Taggart puts it clear, “The US government should recognize, as it had for almost nine years until today, that requiring a marriage as proof of bona fide partnership is a bad and cruel policy, one that replicates the terrible discrimination many LGBT people face in their own countries, and should be immediately reversed”. This is an implication that many LGBTs’ seek refuge in the US and other similar countries where same-sex marriage is recognized. They usually have hard times living in their countries where same-sex marriage is not legalized. They live in hiding and cannot declare anything in the open. They are not only against the law in their countries but also ridiculed by the public. They feel a bit ease when living in countries where their state is legalized. Finding it hard to live in the US only aggravates their problem.
Meixler argues that the new policy by Trump Administration is an unfortunate change of rules and thus should be banned. This is because in order to be able to renew the visas same-sex diplomat partners, they should provide proof of marriage. Since they are already in the US, they can go to any city hall and get married. This means that in order to stay in the US, the diplomats can go to any county hall for the marriage certificate because same-sex marriage is legalized in the US. However, this would be putting such diplomats at risk because they can be prosecuted once they return to their countries where same-sex marriage is not allowed. In countries where homosexuality is criminalized, their action to legalize their marriage would put them in jails.
It is therefore notable that in order to adhere to human rights, ensure equality, and stop intruding in people’s private lives, the new policy by the U.S. to ban diplomatic visas for foreign same-sex domestic partners should be stopped. The ultimatum given to diplomats already in the US is only going to make their lives harder. In addition, giving conditions that would not only intimidate individuals but also governments in countries that do not legalize same-sex marriage is a great challenge. The US is a superpower and should never use any of their privileges to intimidate developing countries. It is also advisable that all policies created should ensure equality rather than treating some people as superior. Only requirements that are fit for the positions people are appointed for should matter rather that considering other irrelevant aspects.
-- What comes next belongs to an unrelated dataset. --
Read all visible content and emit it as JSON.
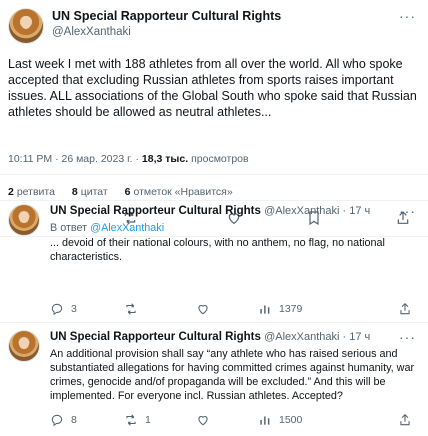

BBC News. US Ends Diplomatic Visas for UN Same-Sex Partners, Oct 2, 2018. Web. <https://www.bbc.com/news/world-us-canada-45722400>
Hansler, Jennifer and Richard Roth. US Halting Visas for Same-Sex Partners of Diplomats, Oct 2, 2018. Web. <https://edition.cnn.com/2018/10/02/politics/same-sex-couples-diplomatic-visas/index.html>
Meixler, Eli. Trump Administration Halts Visas for Unmarried Same-Sex Partners of Diplomats, Oct 2, 2018. Web. <http://time.com/5412318/u-s-visa-same-sex-partner-diplomats/>
Taggart, John. US Begins Denying Visas for Same-Sex Domestic Partners of Diplomats, Oct 2, 2018. Web. <https://www.theguardian.com/world/2018/oct/02/us-visas-same-sex-domestic-partners-diplomats-un-staff-denied>
Wong, Edward and Michael Schwirtz. U.S. Bans Diplomatic Visas for Foreign Same-Sex Domestic Partners. The New York Times, Oct 2, 2018. Web. <https://www.nytimes.com/2018/10/02/us/politics/visa-ban-same-sex-partners-diplomats.html>